## Task
Find how many lines of the entries contain the word "March", then report that figure alone.

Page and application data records

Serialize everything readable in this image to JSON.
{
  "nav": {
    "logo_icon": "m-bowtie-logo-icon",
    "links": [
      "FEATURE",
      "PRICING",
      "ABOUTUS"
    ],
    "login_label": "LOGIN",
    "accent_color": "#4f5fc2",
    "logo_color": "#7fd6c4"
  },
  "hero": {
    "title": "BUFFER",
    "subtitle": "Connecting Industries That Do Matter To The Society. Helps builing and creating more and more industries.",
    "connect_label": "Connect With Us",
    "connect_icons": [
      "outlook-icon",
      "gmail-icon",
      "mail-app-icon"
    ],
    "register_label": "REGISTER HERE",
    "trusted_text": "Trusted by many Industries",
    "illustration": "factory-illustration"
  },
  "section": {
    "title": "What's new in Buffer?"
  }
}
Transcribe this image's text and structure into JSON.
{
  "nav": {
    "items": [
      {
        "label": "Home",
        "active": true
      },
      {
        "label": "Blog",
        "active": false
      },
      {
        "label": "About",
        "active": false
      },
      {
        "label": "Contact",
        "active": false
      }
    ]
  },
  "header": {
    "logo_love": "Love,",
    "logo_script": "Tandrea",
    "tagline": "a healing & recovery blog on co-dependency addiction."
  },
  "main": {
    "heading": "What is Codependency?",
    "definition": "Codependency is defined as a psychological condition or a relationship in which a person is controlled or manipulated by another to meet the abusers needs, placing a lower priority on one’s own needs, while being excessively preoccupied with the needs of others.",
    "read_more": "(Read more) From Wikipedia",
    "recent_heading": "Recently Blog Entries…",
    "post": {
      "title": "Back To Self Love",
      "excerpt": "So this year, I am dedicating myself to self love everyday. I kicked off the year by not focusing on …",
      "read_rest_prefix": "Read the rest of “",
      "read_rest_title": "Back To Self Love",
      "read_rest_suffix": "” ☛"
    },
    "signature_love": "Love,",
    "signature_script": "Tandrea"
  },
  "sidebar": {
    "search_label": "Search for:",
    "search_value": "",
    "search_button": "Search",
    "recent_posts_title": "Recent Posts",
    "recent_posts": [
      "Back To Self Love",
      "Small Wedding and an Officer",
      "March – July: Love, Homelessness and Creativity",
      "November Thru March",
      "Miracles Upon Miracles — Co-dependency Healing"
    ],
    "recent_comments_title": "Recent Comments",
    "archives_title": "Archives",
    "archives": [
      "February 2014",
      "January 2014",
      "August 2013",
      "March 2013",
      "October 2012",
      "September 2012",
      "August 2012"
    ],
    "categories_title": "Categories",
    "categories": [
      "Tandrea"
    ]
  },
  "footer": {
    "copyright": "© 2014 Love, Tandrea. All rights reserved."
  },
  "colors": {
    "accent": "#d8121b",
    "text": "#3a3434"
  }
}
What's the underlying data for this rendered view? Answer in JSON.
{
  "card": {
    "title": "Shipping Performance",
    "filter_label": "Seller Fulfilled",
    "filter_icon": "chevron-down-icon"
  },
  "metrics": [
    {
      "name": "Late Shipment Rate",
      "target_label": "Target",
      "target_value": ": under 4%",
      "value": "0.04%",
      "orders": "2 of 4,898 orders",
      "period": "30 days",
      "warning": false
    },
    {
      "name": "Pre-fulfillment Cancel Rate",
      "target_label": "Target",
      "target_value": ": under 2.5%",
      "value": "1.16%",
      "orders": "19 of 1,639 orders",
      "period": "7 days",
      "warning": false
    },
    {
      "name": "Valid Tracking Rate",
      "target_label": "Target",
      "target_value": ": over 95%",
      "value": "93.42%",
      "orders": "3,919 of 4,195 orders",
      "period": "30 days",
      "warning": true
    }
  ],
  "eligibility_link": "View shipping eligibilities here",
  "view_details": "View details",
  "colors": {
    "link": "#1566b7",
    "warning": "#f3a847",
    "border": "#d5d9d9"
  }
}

## Worked solution
3